TRY IT: Where in the records does the word "date" occur? Copy each line in which it does.

(Dataset rows for apps and sites)
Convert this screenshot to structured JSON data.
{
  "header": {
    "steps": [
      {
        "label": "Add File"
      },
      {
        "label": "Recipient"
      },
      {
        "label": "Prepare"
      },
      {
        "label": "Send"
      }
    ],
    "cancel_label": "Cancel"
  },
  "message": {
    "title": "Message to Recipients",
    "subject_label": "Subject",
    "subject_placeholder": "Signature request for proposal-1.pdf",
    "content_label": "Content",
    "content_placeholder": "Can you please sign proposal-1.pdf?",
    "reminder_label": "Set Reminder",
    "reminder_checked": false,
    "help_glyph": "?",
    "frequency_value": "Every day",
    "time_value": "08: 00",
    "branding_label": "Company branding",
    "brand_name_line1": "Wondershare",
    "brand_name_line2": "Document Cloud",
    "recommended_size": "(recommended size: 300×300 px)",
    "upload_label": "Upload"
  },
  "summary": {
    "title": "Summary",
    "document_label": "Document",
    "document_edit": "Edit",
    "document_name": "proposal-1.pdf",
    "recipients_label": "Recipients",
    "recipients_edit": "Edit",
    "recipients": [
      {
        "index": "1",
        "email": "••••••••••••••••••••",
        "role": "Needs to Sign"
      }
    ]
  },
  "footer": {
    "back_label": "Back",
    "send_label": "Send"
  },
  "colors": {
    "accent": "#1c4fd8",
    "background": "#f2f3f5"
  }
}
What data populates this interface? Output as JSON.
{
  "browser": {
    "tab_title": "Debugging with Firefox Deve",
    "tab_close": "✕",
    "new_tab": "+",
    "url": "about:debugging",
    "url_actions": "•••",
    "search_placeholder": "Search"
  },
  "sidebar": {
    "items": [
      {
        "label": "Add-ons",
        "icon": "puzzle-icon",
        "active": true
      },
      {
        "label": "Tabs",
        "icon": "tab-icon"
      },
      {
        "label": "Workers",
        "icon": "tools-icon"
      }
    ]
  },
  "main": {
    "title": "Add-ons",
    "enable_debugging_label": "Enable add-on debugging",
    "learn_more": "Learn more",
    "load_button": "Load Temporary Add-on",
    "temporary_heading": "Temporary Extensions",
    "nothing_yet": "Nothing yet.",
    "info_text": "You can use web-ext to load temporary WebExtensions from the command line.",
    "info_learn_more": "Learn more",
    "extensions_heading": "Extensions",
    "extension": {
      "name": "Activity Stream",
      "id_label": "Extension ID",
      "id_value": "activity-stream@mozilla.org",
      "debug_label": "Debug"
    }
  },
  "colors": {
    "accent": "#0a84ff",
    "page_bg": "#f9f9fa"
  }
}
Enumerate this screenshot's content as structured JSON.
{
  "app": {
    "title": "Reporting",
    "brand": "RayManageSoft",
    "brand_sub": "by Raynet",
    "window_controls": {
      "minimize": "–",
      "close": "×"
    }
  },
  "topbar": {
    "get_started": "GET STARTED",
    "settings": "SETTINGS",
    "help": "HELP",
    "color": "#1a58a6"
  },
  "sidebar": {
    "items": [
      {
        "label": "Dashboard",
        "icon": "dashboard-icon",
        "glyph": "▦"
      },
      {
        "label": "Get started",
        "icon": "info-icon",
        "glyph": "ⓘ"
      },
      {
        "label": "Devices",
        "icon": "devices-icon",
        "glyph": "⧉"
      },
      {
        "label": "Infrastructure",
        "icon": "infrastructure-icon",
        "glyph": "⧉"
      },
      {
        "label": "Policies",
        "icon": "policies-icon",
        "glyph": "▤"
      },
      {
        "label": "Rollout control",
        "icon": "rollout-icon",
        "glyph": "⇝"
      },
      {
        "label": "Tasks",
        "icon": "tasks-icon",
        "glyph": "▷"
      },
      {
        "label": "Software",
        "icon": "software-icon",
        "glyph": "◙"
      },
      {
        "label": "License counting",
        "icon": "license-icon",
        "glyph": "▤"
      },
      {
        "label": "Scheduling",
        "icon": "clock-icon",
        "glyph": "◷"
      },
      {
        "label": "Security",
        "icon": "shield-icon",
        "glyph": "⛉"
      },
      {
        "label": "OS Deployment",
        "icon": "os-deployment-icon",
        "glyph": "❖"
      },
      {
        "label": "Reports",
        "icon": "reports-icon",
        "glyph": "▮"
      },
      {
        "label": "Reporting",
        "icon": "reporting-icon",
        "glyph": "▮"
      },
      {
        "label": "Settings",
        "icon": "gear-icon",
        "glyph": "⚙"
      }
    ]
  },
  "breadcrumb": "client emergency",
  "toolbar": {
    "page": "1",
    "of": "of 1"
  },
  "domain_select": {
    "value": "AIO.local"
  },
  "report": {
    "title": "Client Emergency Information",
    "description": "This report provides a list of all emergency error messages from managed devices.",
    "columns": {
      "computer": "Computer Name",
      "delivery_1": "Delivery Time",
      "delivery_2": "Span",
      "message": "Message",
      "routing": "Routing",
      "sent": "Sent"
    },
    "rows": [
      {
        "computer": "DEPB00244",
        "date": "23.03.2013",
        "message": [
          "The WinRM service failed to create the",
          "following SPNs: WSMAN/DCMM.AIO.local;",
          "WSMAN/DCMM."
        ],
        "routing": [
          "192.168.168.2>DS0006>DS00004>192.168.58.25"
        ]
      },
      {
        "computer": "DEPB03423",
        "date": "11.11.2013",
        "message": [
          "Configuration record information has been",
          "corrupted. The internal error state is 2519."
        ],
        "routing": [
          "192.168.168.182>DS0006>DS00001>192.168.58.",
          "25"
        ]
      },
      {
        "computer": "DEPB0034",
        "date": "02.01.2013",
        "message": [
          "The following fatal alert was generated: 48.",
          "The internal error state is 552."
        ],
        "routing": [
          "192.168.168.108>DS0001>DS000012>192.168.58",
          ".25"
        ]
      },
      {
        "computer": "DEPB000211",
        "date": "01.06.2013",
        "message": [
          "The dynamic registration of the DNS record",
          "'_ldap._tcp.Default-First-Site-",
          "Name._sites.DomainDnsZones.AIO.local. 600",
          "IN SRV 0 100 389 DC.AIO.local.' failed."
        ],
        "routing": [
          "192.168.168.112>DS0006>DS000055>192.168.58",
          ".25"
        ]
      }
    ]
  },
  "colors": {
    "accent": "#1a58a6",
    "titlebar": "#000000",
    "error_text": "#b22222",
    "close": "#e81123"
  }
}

WRITTEN SOLUTION:
        "date": "23.03.2013",
        "date": "11.11.2013",
        "date": "02.01.2013",
        "date": "01.06.2013",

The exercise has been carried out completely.